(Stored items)
- - - - - - -
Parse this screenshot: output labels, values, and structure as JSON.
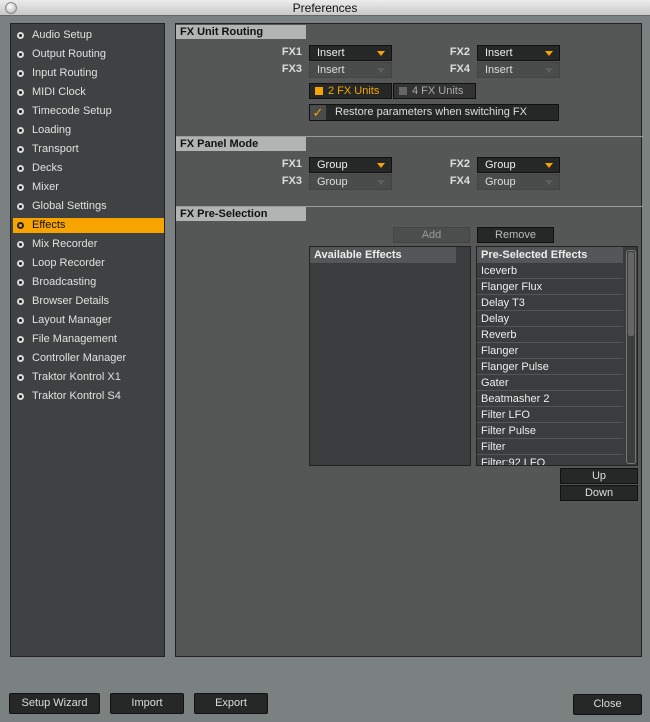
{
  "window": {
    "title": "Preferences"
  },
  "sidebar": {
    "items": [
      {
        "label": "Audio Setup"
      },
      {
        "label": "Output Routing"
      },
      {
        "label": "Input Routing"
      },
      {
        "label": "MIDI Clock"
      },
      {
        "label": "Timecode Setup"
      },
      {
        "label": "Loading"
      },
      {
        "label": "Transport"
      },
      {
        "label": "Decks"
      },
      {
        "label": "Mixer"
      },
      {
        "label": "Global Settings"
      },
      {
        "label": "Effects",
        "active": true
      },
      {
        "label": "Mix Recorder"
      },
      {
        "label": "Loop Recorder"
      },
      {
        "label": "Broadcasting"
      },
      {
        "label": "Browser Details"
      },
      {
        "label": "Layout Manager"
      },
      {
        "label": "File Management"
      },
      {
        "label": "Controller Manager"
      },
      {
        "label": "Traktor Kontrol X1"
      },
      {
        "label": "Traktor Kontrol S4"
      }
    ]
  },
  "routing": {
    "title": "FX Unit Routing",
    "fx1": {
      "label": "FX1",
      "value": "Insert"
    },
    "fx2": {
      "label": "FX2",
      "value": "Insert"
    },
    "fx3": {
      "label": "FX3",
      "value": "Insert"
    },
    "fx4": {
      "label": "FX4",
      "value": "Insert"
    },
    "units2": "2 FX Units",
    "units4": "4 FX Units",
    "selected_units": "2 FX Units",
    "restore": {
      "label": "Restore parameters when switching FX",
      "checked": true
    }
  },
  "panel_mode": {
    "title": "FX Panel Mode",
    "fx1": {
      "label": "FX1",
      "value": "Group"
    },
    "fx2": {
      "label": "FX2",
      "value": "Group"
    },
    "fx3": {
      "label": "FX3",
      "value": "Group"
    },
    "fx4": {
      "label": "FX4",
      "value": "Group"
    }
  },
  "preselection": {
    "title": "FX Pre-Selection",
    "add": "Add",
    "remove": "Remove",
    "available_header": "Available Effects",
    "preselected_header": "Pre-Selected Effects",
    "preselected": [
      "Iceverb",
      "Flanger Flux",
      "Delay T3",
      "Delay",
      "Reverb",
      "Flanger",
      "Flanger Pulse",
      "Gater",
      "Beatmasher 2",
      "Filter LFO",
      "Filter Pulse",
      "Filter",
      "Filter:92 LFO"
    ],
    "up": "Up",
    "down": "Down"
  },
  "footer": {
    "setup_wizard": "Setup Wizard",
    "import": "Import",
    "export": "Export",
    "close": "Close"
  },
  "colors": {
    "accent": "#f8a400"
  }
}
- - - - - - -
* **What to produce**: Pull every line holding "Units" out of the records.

* **Expected answer**:
    "units2": "2 FX Units",
    "units4": "4 FX Units",
    "selected_units": "2 FX Units",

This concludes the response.